Hundreds of mourners rallied at Brooklyn Supreme Court on Tuesday to demand criminal charges against an 84th Precinct cop who declined to give CPR to an 11-year-old Carroll Gardens girl as she was suffering a fatal asthma attack last week.
The officer, Alfonso Mendez, has been suspended for his role in the death of Briana Ojeda — but the District Attorney’s office has said that he is facing no charges.
“We want the DA to file charges of reckless endangerment, endangering the welfare of a child and reckless misconduct,” said Bonita Zelman, the Ojeda family’s lawyer.
Marchers carried graffiti-style, spray-painted signs on the Court Street side of Borough Hall, calling for a law requiring all police officers to be retrained and re-certified in CPR every year.

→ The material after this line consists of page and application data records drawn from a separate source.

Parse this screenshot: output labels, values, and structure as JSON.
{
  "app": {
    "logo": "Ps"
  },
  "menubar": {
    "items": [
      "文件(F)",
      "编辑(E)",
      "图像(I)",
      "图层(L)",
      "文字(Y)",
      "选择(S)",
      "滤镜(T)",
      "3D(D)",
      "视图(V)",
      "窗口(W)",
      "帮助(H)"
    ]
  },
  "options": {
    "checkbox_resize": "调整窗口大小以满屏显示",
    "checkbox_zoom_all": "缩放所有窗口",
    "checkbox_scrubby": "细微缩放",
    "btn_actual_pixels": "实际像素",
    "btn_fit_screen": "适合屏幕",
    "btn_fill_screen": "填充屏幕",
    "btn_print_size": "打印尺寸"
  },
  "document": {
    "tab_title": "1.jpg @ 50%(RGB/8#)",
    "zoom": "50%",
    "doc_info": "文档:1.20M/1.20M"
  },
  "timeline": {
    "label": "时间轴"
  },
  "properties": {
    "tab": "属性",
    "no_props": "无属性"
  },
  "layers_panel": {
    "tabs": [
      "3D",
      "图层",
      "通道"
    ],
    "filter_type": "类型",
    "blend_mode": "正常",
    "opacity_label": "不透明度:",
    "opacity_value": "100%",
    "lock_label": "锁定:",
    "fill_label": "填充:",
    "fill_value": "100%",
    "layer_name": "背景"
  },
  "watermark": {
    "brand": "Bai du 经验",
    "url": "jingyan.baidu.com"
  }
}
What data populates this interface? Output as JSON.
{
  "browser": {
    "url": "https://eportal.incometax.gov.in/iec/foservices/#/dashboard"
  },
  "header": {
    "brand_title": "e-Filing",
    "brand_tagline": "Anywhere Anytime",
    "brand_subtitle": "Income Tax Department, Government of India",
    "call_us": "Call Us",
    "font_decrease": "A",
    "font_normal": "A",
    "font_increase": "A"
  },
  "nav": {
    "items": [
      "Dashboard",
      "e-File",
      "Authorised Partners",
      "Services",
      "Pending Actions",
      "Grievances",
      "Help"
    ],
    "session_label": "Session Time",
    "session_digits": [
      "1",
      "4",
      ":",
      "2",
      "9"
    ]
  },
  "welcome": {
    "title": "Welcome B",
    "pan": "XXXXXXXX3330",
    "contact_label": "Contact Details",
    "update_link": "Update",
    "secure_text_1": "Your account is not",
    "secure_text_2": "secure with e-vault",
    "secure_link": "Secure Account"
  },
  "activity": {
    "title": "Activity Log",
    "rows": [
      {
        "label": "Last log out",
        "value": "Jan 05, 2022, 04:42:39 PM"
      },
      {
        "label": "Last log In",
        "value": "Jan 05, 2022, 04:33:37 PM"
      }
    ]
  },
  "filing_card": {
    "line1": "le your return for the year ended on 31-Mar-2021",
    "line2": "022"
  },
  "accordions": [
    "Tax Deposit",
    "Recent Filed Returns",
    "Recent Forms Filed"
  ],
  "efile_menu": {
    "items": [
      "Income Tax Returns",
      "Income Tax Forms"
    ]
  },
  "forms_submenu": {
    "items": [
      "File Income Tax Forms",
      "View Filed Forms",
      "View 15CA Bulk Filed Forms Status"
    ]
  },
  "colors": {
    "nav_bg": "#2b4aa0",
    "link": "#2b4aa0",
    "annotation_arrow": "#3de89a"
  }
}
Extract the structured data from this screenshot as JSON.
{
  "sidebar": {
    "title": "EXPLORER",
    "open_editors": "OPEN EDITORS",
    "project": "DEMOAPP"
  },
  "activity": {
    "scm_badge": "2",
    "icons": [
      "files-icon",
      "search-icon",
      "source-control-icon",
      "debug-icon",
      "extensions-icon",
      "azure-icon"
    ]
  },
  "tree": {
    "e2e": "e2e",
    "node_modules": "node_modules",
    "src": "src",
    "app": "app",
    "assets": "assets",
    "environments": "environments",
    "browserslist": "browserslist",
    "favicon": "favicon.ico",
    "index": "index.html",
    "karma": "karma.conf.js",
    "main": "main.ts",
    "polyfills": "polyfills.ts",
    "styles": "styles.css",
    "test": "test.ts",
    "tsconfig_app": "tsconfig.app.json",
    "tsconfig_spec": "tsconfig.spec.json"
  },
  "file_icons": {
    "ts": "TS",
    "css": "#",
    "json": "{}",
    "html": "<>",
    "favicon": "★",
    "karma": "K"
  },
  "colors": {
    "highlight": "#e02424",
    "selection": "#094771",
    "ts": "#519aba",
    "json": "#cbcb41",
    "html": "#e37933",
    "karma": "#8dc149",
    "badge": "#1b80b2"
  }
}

Currently, cops are only trained and certified in the police academy. During Briana’s attack, Mendez apparently told Briana’s mother, Carmen Delgado, that he did not know how to perform the life-saving technique.

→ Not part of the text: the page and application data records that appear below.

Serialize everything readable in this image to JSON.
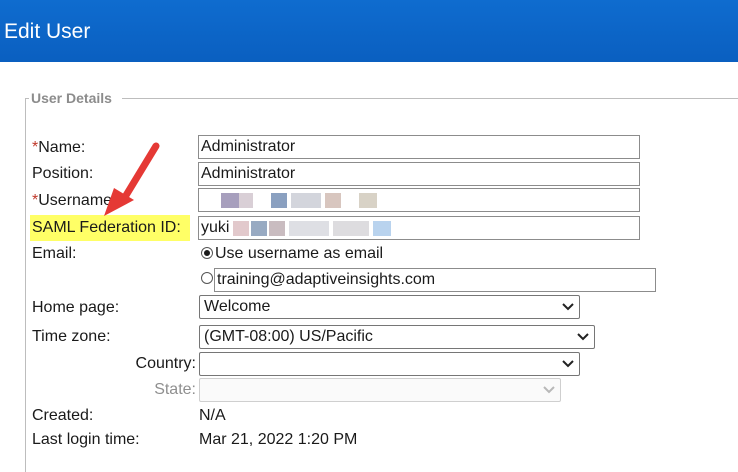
{
  "header": {
    "title": "Edit User"
  },
  "section": {
    "legend": "User Details"
  },
  "fields": {
    "name": {
      "required_mark": "*",
      "label": "Name:",
      "value": "Administrator"
    },
    "position": {
      "label": "Position:",
      "value": "Administrator"
    },
    "username": {
      "required_mark": "*",
      "label": "Username:",
      "value": ""
    },
    "saml": {
      "label": "SAML Federation ID:",
      "value": "yuki"
    },
    "email": {
      "label": "Email:",
      "option_username_label": "Use username as email",
      "option_username_selected": true,
      "custom_value": "training@adaptiveinsights.com"
    },
    "home_page": {
      "label": "Home page:",
      "selected": "Welcome"
    },
    "time_zone": {
      "label": "Time zone:",
      "selected": "(GMT-08:00) US/Pacific"
    },
    "country": {
      "label": "Country:",
      "selected": ""
    },
    "state": {
      "label": "State:",
      "selected": ""
    },
    "created": {
      "label": "Created:",
      "value": "N/A"
    },
    "last_login": {
      "label": "Last login time:",
      "value": "Mar 21, 2022 1:20 PM"
    }
  },
  "colors": {
    "header_bg": "#0a62c4",
    "highlight": "#ffff66",
    "required": "#c0392b",
    "annotation_arrow": "#e53935"
  },
  "icons": {
    "select_arrow": "chevron-down-icon",
    "annotation": "red-arrow-annotation"
  }
}
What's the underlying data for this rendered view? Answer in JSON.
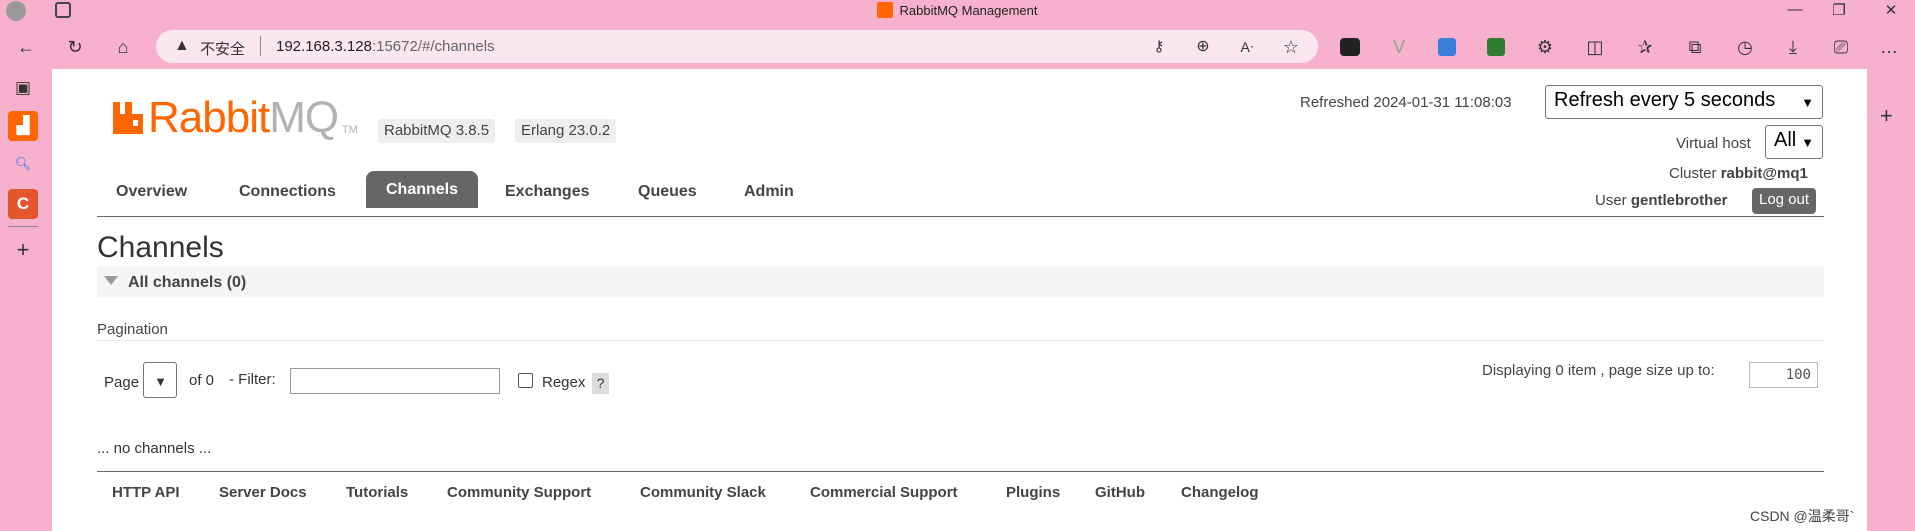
{
  "window": {
    "title": "RabbitMQ Management",
    "minimize": "—",
    "restore": "❐",
    "close": "✕"
  },
  "browser": {
    "security_label": "不安全",
    "url_host": "192.168.3.128",
    "url_path": ":15672/#/channels",
    "icons": [
      "back-icon",
      "refresh-icon",
      "home-icon",
      "key-icon",
      "zoom-icon",
      "read-aloud-icon",
      "favorite-star-icon",
      "extension-icon",
      "favorites-icon",
      "collections-icon",
      "history-icon",
      "download-icon",
      "screenshot-icon",
      "more-icon"
    ]
  },
  "app": {
    "logo_rabbit": "Rabbit",
    "logo_mq": "MQ",
    "logo_tm": "TM",
    "version_rabbitmq": "RabbitMQ 3.8.5",
    "version_erlang": "Erlang 23.0.2",
    "refreshed": "Refreshed 2024-01-31 11:08:03",
    "refresh_interval": "Refresh every 5 seconds",
    "vhost_label": "Virtual host",
    "vhost_value": "All",
    "cluster_label": "Cluster",
    "cluster_value": "rabbit@mq1",
    "user_label": "User",
    "user_value": "gentlebrother",
    "logout": "Log out",
    "accent": "#ff6600"
  },
  "nav": {
    "overview": "Overview",
    "connections": "Connections",
    "channels": "Channels",
    "exchanges": "Exchanges",
    "queues": "Queues",
    "admin": "Admin",
    "active": "Channels"
  },
  "main": {
    "title": "Channels",
    "section_title": "All channels (0)",
    "pagination_label": "Pagination",
    "page_word": "Page",
    "of_text": "of 0",
    "filter_label": "- Filter:",
    "filter_value": "",
    "regex_label": "Regex",
    "help": "?",
    "displaying": "Displaying 0 item , page size up to:",
    "page_size": "100",
    "empty_text": "... no channels ..."
  },
  "footer": {
    "links": [
      "HTTP API",
      "Server Docs",
      "Tutorials",
      "Community Support",
      "Community Slack",
      "Commercial Support",
      "Plugins",
      "GitHub",
      "Changelog"
    ]
  },
  "watermark": "CSDN @温柔哥`"
}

The legislation already has a name: Briana’s Law.
“I will push the legislation until we get it done,” said Assemblyman Felix Ortiz (D-Red Hook).
Mendez has not denied that he doesn’t know CPR, but has claimed that he is not responsible for Briana’s death, despite Delgado’s contention that he detained her to give her a ticket when she struck a car in her mad dash to get Briana to the hospital. The five-year NYPD vet told reporters that someone was already performing CPR on Briana and that the girl was receiving oxygen from a tank that her mother always kept handy in the event of an attack.
The rally was almost as emotional as Briana’s funeral last week, when hundreds of mourners dressed in white to mourn as a horse-drawn carriage carried Briana’s coffin to St. Francis Xavier Church in Park Slope.
Officials at the 84th Precinct declined to comment, and a spokesman from NYPD headquarters did not respond to e-mail requests for information.